1) there's an xml-declaration at the start of the document, which triggers IE6 quirks mode
2) the server sends the documents as application/xhtml+xml which is the recommended way, but IE6 only understands text/html.
Except from the use of -moz-border-radius, the css *is* valid. I dared use it because w3c has a border-radius on the drawing-board for css3
On Mac OS X
- IE5.2 wants to download the page, and won't display it at all
- Opera 6.2 doesn't apply the style-sheet
I do it all the time. Just because it validates, doesn't mean it won't need tweaking. I validate most everything, but it's pretty easy to make a layout that validates and breaks. (Usually pretty simple to fix though.) If only I were experienced enough to code around all the pitfalls:(
Validation alone is insufficient to ensure that a page works. This page [in-solutions.net] for example, wouldn't work even if it validated, because the author failed to understand how whitespace in elements affects their width.
This second problem affects me constantly with IE. I cannot, for example, design a site that uses a fixed CSS menu without a hack or some browser sniffing, because IE does not understand that property. Nor can I use many CSS2 selectors. The CSS might be perfectly valid, but that doesn't help me. I cannot rely on the <abbr> tag, for example, because IE doesn't support it, even though it is valid XHTML. Neither Firebird, IE nor Opera seem to suppport the longdesc attribute for images.
So now, as it always was, graceful degradation is key. I design my sites to work with the newest of everything from screen readers to the latest Firebird build, beginning with the best technology, and working down to the least capable. IE6 comes well down the list.
I do NOT test and fix for old browser versions in any significant way, however. I believe that one of the reasons M$ have gotten away with a broken browser for the last 5 years is that users cannot see the breakage. Users of my sites will see a perfect site in a fully standards-compliant browser, and a slightly less attractive (but perfectly functional) site in IE6. Screen-readers and text browsers will have no problems at all, not being able to see the CSS, which causes most of the problems. I provide a slightly customized help page for IE users that explains why the site looks slightly odd, and where they can download a copy of Firebird ;-)
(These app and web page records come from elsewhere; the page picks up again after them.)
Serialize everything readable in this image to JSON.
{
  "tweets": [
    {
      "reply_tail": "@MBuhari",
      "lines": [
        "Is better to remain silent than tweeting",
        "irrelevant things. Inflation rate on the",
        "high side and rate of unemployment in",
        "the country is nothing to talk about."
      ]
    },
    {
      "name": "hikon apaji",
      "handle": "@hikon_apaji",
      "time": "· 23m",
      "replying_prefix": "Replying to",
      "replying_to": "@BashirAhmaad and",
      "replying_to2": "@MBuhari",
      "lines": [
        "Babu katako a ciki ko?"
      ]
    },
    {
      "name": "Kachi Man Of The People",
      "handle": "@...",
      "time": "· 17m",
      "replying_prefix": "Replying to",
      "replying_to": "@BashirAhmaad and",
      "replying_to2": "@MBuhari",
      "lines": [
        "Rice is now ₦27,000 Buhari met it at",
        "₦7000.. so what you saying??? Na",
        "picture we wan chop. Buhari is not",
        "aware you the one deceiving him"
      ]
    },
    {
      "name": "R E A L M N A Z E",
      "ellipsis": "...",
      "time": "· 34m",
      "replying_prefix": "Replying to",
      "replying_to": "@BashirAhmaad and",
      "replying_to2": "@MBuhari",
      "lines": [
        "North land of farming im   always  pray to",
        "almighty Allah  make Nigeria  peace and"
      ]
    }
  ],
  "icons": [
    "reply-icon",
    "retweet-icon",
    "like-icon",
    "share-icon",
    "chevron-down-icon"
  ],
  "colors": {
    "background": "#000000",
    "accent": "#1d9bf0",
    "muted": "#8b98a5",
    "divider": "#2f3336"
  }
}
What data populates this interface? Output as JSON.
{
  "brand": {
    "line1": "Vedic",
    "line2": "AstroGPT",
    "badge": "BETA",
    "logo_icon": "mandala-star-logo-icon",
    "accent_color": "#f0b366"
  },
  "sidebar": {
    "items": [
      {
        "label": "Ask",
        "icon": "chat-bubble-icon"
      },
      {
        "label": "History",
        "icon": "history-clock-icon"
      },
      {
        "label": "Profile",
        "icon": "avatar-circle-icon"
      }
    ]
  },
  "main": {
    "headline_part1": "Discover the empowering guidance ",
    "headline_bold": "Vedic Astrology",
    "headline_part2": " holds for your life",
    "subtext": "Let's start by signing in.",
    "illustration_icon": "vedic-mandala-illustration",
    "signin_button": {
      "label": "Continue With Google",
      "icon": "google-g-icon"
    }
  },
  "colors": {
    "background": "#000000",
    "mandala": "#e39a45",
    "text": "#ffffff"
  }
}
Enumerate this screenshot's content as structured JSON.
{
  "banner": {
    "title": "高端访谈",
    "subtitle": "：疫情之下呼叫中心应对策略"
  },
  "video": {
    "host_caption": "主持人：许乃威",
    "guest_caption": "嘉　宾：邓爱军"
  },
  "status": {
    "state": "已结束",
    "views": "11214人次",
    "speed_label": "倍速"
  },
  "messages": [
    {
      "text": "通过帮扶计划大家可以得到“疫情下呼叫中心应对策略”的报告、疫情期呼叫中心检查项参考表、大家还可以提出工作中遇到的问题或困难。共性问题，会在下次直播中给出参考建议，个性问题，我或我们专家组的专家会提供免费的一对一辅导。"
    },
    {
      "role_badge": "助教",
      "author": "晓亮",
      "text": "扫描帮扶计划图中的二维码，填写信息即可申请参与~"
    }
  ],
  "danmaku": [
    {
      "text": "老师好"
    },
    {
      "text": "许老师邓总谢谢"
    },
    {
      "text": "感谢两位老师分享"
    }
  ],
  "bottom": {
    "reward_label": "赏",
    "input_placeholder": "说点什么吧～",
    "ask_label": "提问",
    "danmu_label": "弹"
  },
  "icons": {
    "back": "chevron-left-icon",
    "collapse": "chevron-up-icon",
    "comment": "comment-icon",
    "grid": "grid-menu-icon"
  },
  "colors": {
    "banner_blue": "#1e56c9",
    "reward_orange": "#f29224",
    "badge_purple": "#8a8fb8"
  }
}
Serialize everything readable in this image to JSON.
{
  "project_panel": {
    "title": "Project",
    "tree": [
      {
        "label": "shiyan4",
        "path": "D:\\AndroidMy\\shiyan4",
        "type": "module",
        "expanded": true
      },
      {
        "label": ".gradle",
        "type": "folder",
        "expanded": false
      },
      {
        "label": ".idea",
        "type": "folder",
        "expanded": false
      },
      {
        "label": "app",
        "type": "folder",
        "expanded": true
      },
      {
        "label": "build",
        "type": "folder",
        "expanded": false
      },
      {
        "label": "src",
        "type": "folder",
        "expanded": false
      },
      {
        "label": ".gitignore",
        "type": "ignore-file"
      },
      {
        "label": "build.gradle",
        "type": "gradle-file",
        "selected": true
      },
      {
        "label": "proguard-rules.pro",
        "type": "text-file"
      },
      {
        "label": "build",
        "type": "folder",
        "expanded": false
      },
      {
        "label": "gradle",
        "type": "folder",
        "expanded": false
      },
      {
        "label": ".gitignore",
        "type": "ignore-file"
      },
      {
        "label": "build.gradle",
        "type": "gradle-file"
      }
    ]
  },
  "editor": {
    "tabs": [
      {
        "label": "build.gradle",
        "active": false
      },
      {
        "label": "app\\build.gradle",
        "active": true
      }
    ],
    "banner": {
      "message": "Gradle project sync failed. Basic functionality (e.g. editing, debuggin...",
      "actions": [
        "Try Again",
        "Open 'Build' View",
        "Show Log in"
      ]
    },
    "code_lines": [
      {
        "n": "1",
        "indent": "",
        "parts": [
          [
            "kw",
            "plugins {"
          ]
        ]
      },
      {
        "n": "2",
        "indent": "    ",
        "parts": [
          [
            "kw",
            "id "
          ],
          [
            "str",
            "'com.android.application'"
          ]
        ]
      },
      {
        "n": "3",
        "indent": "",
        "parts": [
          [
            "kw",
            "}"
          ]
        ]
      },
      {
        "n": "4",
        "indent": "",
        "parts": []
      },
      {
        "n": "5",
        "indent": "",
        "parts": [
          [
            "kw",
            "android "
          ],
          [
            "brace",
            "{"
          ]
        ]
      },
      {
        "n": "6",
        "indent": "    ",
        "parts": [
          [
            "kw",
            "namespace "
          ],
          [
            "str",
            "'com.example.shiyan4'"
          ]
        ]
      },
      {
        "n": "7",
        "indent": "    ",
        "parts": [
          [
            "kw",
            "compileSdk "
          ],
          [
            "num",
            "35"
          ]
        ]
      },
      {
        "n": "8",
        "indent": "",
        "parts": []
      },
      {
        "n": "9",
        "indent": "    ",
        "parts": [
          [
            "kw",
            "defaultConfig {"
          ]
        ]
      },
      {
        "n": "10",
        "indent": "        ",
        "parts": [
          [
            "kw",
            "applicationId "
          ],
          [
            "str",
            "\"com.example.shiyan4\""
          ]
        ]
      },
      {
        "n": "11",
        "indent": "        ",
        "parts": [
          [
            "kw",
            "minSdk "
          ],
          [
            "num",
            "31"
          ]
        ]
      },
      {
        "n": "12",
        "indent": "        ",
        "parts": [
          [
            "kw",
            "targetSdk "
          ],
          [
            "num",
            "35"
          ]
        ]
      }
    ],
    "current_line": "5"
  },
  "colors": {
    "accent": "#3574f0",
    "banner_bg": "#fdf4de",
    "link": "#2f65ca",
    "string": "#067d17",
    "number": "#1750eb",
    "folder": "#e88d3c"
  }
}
So, to sum up, I can get away with slight breakage in IE and old browsers because my sites don't need to make money. Were I worried about that, I'd do everything the same, but add a patch CSS file at rendering time based on user agent.
Ha, I guess it's good to see a professional networking company do a web page the old way, too!